Entries supplied:

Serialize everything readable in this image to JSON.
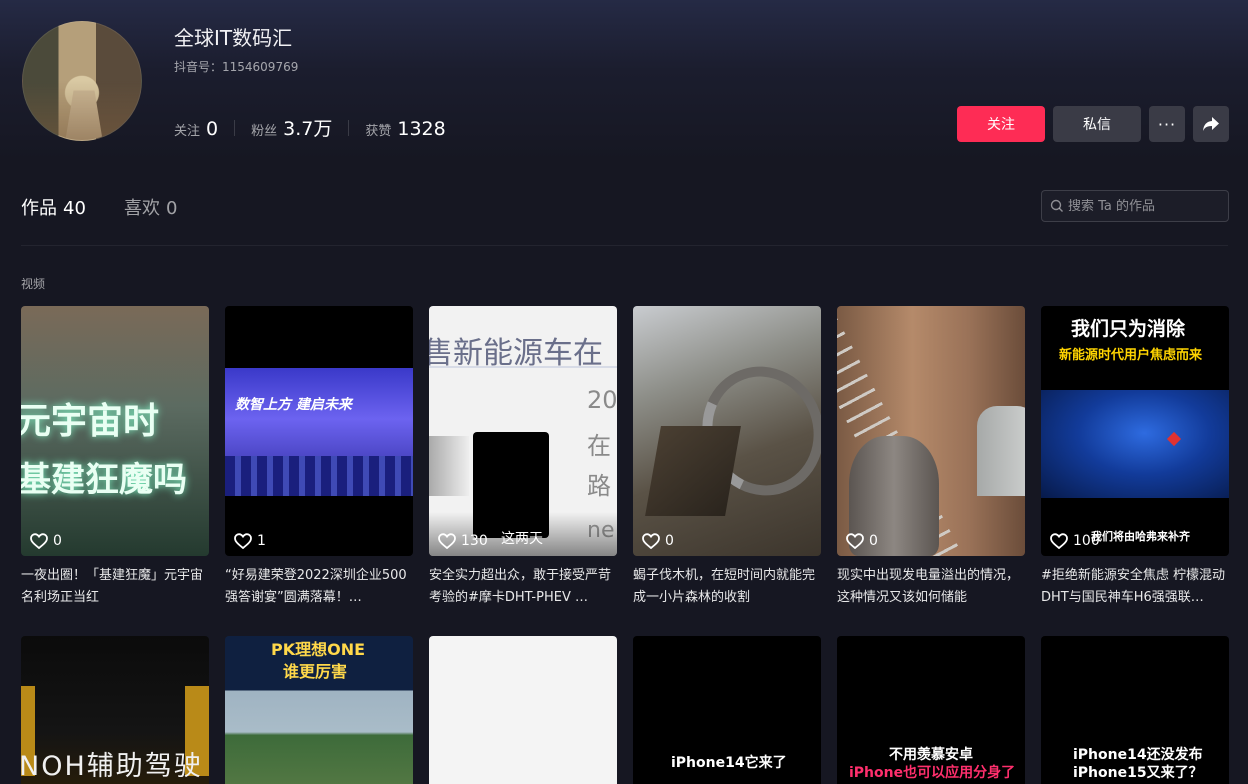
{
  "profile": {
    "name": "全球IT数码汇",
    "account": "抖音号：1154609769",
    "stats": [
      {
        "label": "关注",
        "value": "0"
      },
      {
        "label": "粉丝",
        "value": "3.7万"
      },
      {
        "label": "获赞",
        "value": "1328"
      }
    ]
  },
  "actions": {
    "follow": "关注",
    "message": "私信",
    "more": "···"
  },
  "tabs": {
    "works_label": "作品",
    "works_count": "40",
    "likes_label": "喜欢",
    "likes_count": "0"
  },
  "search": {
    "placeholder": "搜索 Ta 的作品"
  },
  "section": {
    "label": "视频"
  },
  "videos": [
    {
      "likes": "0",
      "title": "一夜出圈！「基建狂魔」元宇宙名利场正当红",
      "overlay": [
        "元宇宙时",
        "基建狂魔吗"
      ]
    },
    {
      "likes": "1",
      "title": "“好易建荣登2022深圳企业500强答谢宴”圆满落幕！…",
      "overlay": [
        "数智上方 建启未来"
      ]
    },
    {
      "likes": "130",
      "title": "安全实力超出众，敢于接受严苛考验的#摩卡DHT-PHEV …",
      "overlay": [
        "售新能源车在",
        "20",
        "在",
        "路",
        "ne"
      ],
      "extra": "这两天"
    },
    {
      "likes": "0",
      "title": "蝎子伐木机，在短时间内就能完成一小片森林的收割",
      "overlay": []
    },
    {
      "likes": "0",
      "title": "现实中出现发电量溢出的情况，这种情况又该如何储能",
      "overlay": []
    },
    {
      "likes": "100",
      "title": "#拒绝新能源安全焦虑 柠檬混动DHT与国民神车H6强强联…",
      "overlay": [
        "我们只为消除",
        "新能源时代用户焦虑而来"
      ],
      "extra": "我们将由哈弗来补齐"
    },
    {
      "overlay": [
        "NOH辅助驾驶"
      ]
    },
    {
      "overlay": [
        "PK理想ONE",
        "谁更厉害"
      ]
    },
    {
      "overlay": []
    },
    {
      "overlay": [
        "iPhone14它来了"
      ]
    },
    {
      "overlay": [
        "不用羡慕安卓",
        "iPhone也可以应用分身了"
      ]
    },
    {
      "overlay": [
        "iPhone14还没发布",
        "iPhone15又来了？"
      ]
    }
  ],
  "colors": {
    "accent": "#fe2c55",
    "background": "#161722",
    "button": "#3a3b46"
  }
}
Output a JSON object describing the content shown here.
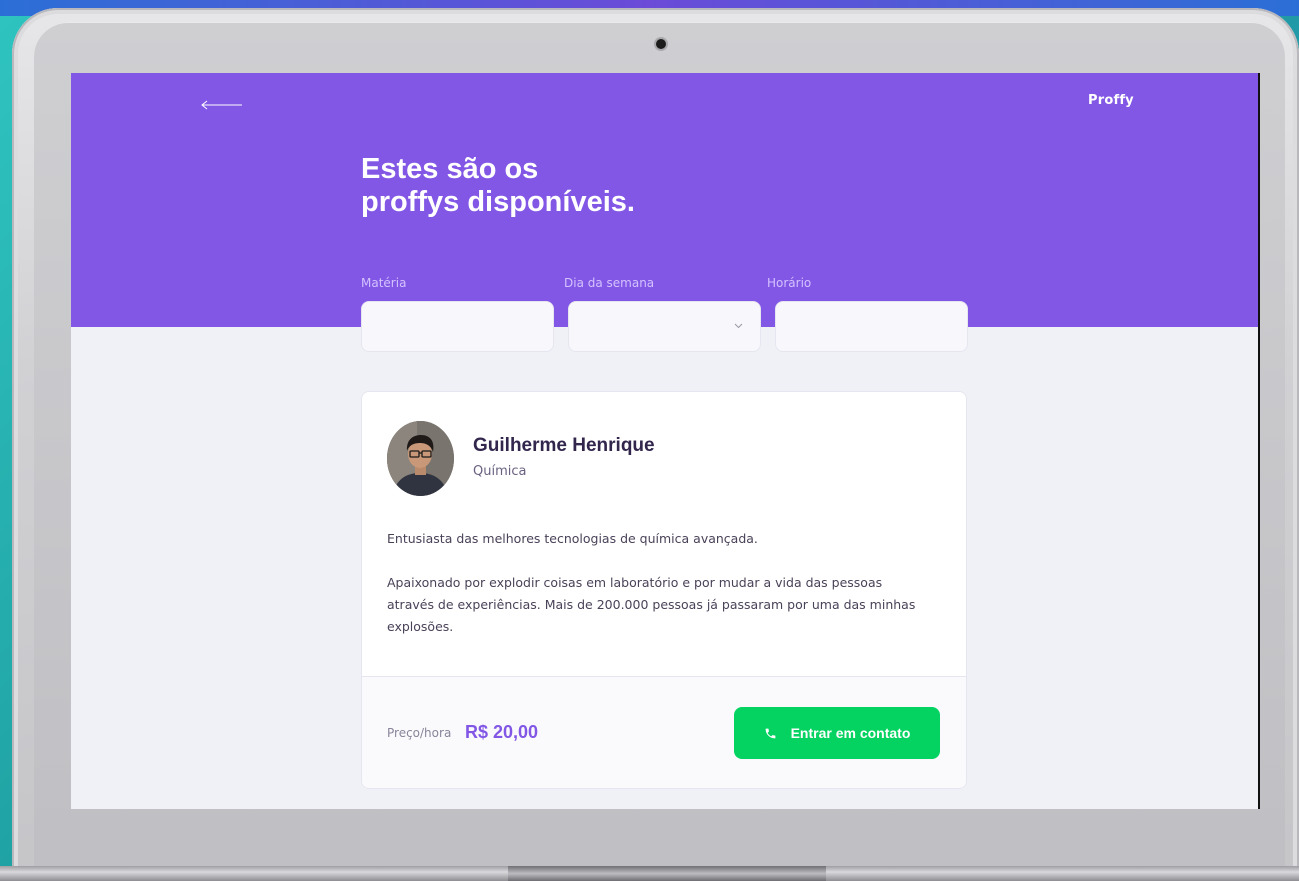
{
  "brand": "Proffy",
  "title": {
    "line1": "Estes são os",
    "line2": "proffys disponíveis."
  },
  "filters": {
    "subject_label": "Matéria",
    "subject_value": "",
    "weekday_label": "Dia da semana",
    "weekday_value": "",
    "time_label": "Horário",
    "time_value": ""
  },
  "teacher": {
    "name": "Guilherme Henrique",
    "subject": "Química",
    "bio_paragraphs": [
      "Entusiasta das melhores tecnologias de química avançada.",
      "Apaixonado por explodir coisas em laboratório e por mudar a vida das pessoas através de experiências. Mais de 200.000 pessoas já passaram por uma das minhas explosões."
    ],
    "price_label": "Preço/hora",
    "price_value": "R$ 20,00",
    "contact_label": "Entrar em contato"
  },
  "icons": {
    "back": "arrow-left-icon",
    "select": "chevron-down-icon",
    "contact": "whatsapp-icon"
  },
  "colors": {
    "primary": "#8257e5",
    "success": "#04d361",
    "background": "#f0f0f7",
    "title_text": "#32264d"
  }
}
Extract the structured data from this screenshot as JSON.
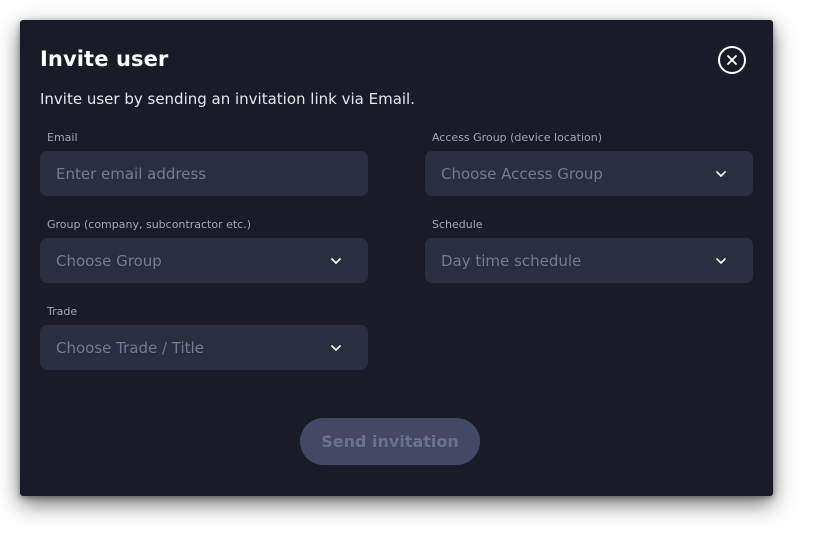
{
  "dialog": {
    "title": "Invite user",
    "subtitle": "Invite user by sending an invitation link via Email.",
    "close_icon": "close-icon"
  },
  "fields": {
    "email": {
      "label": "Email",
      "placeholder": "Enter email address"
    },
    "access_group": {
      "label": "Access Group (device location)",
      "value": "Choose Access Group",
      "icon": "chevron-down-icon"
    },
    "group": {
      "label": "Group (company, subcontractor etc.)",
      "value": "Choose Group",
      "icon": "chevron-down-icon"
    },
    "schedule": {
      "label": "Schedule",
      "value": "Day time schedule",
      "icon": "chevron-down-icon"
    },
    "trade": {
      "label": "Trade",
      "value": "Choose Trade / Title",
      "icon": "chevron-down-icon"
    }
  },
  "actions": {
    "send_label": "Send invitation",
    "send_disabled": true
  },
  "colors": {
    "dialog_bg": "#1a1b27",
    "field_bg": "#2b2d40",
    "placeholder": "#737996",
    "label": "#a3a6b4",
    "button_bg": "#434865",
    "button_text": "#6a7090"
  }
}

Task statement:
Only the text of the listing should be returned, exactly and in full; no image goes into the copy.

Exercise solution:
Serialize everything readable in this image to JSON.
{
  "profile": {
    "name": "全球IT数码汇",
    "account": "抖音号：1154609769",
    "stats": [
      {
        "label": "关注",
        "value": "0"
      },
      {
        "label": "粉丝",
        "value": "3.7万"
      },
      {
        "label": "获赞",
        "value": "1328"
      }
    ]
  },
  "actions": {
    "follow": "关注",
    "message": "私信",
    "more": "···"
  },
  "tabs": {
    "works_label": "作品",
    "works_count": "40",
    "likes_label": "喜欢",
    "likes_count": "0"
  },
  "search": {
    "placeholder": "搜索 Ta 的作品"
  },
  "section": {
    "label": "视频"
  },
  "videos": [
    {
      "likes": "0",
      "title": "一夜出圈！「基建狂魔」元宇宙名利场正当红",
      "overlay": [
        "元宇宙时",
        "基建狂魔吗"
      ]
    },
    {
      "likes": "1",
      "title": "“好易建荣登2022深圳企业500强答谢宴”圆满落幕！…",
      "overlay": [
        "数智上方 建启未来"
      ]
    },
    {
      "likes": "130",
      "title": "安全实力超出众，敢于接受严苛考验的#摩卡DHT-PHEV …",
      "overlay": [
        "售新能源车在",
        "20",
        "在",
        "路",
        "ne"
      ],
      "extra": "这两天"
    },
    {
      "likes": "0",
      "title": "蝎子伐木机，在短时间内就能完成一小片森林的收割",
      "overlay": []
    },
    {
      "likes": "0",
      "title": "现实中出现发电量溢出的情况，这种情况又该如何储能",
      "overlay": []
    },
    {
      "likes": "100",
      "title": "#拒绝新能源安全焦虑 柠檬混动DHT与国民神车H6强强联…",
      "overlay": [
        "我们只为消除",
        "新能源时代用户焦虑而来"
      ],
      "extra": "我们将由哈弗来补齐"
    },
    {
      "overlay": [
        "NOH辅助驾驶"
      ]
    },
    {
      "overlay": [
        "PK理想ONE",
        "谁更厉害"
      ]
    },
    {
      "overlay": []
    },
    {
      "overlay": [
        "iPhone14它来了"
      ]
    },
    {
      "overlay": [
        "不用羡慕安卓",
        "iPhone也可以应用分身了"
      ]
    },
    {
      "overlay": [
        "iPhone14还没发布",
        "iPhone15又来了？"
      ]
    }
  ],
  "colors": {
    "accent": "#fe2c55",
    "background": "#161722",
    "button": "#3a3b46"
  }
}
Output a JSON object describing the content shown here.
{
  "brand": "Proffy",
  "title": {
    "line1": "Estes são os",
    "line2": "proffys disponíveis."
  },
  "filters": {
    "subject_label": "Matéria",
    "subject_value": "",
    "weekday_label": "Dia da semana",
    "weekday_value": "",
    "time_label": "Horário",
    "time_value": ""
  },
  "teacher": {
    "name": "Guilherme Henrique",
    "subject": "Química",
    "bio_paragraphs": [
      "Entusiasta das melhores tecnologias de química avançada.",
      "Apaixonado por explodir coisas em laboratório e por mudar a vida das pessoas através de experiências. Mais de 200.000 pessoas já passaram por uma das minhas explosões."
    ],
    "price_label": "Preço/hora",
    "price_value": "R$ 20,00",
    "contact_label": "Entrar em contato"
  },
  "icons": {
    "back": "arrow-left-icon",
    "select": "chevron-down-icon",
    "contact": "whatsapp-icon"
  },
  "colors": {
    "primary": "#8257e5",
    "success": "#04d361",
    "background": "#f0f0f7",
    "title_text": "#32264d"
  }
}
Extract the structured data from this screenshot as JSON.
{
  "dialog": {
    "title": "Invite user",
    "subtitle": "Invite user by sending an invitation link via Email.",
    "close_icon": "close-icon"
  },
  "fields": {
    "email": {
      "label": "Email",
      "placeholder": "Enter email address"
    },
    "access_group": {
      "label": "Access Group (device location)",
      "value": "Choose Access Group",
      "icon": "chevron-down-icon"
    },
    "group": {
      "label": "Group (company, subcontractor etc.)",
      "value": "Choose Group",
      "icon": "chevron-down-icon"
    },
    "schedule": {
      "label": "Schedule",
      "value": "Day time schedule",
      "icon": "chevron-down-icon"
    },
    "trade": {
      "label": "Trade",
      "value": "Choose Trade / Title",
      "icon": "chevron-down-icon"
    }
  },
  "actions": {
    "send_label": "Send invitation",
    "send_disabled": true
  },
  "colors": {
    "dialog_bg": "#1a1b27",
    "field_bg": "#2b2d40",
    "placeholder": "#737996",
    "label": "#a3a6b4",
    "button_bg": "#434865",
    "button_text": "#6a7090"
  }
}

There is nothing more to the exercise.